Four years ago, Ian Burkhart was paralyzed from the chest down during a trip to the beach, after he dived onto a sandbank by mistake. Last week, however, the 23-year-old was able to move the fingers in his hand for the first time — simply using the power of thought. The breakthrough was made possible by the insertion of a microchip in the part of the young man's brain that controls the movement of his arms and hands during an operation in April. Although the power of thought has been used in the past to move artificial limbs, this is the first time that a quadriplegic has been able to move one of his own.
The chip, just 0.15 of an inch wide and with 96 electrodes that can read thoughts, was inserted into a port into the American man's skull, and connected to a computer via a normal computer lead. The electrodes deciphered the messages Burkhart was sending to his brain and the computer translated them into commands which were then sent, via a "sleeve" containing more electrodes around his forearm, which stimulated the muscles in his hand, making them obey the brain's commands. It took Burkhart just one-tenth of a second from thinking about moving his arm to moving it.
The breakthrough was a combined effort between the surgeons and spinal specialists of the Ohio State University Wexner Medical Center, and specialist engineers from Battelle, a non-profit engineering company, who had created something called Neurobridge, which creates a virtual spinal cord using microchip technology. After the operation, Burkhart suffered terrible headaches and wasn't allowed to watch TV or movies as the specialists had forbidden him to concentrate on anything.

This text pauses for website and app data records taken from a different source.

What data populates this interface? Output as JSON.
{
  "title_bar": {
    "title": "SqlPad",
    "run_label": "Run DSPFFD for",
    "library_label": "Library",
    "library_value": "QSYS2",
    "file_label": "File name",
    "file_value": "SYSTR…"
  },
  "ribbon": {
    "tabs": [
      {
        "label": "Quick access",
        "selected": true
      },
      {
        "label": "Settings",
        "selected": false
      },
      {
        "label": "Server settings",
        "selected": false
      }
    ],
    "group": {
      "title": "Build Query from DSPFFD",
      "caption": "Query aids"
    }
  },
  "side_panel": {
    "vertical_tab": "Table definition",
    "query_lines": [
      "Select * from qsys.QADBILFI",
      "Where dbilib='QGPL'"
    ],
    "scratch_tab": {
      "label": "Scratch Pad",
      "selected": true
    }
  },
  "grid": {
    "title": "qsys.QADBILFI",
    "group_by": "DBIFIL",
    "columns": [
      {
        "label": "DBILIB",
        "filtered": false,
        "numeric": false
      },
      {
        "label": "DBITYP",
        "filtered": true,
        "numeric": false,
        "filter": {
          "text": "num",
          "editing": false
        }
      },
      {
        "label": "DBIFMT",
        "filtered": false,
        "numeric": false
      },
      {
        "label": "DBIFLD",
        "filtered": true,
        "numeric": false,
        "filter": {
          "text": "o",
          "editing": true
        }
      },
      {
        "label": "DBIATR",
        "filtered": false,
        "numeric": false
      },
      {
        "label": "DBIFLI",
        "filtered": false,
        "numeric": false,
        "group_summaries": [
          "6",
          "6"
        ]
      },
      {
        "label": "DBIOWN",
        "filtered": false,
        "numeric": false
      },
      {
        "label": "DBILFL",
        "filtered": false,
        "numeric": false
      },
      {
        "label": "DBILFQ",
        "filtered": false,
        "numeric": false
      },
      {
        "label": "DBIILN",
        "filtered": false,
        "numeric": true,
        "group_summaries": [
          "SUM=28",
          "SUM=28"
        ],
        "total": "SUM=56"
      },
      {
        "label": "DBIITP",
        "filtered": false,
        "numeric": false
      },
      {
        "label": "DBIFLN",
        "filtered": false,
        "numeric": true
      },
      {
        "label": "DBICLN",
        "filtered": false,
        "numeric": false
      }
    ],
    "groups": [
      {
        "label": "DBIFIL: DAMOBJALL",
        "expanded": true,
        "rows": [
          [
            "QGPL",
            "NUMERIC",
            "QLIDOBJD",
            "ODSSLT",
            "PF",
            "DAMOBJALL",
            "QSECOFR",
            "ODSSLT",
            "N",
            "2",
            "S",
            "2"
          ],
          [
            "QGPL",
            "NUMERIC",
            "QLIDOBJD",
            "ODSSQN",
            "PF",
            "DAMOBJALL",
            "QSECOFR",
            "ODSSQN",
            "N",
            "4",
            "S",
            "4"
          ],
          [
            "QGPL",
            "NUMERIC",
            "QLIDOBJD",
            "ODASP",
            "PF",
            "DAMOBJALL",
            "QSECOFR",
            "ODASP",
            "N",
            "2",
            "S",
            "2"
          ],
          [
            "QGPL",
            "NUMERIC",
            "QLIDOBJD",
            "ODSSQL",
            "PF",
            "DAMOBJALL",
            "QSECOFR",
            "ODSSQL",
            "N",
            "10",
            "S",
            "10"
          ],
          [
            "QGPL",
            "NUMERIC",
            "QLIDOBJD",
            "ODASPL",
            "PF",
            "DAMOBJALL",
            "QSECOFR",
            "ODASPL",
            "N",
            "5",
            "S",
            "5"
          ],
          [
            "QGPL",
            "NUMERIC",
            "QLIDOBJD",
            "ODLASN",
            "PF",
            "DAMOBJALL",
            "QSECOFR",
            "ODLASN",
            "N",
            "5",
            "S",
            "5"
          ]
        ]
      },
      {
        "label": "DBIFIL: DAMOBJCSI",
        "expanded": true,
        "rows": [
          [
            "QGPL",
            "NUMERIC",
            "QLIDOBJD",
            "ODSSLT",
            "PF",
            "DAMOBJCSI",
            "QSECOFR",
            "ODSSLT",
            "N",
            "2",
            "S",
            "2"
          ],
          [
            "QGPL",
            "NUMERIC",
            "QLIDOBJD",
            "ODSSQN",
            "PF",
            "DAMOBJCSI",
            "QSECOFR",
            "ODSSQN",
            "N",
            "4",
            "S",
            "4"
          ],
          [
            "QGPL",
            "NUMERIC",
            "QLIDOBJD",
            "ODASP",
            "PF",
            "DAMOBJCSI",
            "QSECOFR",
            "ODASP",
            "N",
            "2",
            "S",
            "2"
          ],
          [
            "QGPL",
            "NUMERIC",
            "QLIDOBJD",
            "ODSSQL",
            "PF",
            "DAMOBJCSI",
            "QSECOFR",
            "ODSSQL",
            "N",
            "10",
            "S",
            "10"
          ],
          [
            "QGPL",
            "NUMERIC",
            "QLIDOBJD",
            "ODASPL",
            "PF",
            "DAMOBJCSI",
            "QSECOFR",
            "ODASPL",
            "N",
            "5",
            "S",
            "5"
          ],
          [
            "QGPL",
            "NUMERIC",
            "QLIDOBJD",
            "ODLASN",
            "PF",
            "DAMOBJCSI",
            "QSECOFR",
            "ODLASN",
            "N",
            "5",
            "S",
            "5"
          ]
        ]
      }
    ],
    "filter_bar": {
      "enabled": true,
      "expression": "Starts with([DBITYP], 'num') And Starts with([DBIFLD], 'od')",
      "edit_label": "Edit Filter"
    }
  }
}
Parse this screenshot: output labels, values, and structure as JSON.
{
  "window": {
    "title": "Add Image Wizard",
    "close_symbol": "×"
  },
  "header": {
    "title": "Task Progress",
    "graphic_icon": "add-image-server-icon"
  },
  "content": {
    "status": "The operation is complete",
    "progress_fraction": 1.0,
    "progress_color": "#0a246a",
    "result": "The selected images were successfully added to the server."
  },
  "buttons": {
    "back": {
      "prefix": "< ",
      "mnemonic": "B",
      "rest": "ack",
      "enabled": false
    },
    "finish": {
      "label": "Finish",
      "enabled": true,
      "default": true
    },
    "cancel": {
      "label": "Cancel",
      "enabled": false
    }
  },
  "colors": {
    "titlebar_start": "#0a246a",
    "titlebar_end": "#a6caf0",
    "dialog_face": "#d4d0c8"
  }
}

"Today was great," said Burkhart. "To be able to open and close my hand and do those complex movements that I haven't been able to do for four years was great. Physically, it was a foreign feeling. Emotionally it was definitely a sense of hope and excitement to know that it's possible." Last month, the FDA approved the first commercial bionic arm. The maker of the device, DEKA, whose founder Dean Kamen also created the Segway, was part-funded by DARPA which is, as we know, big on robotic devices.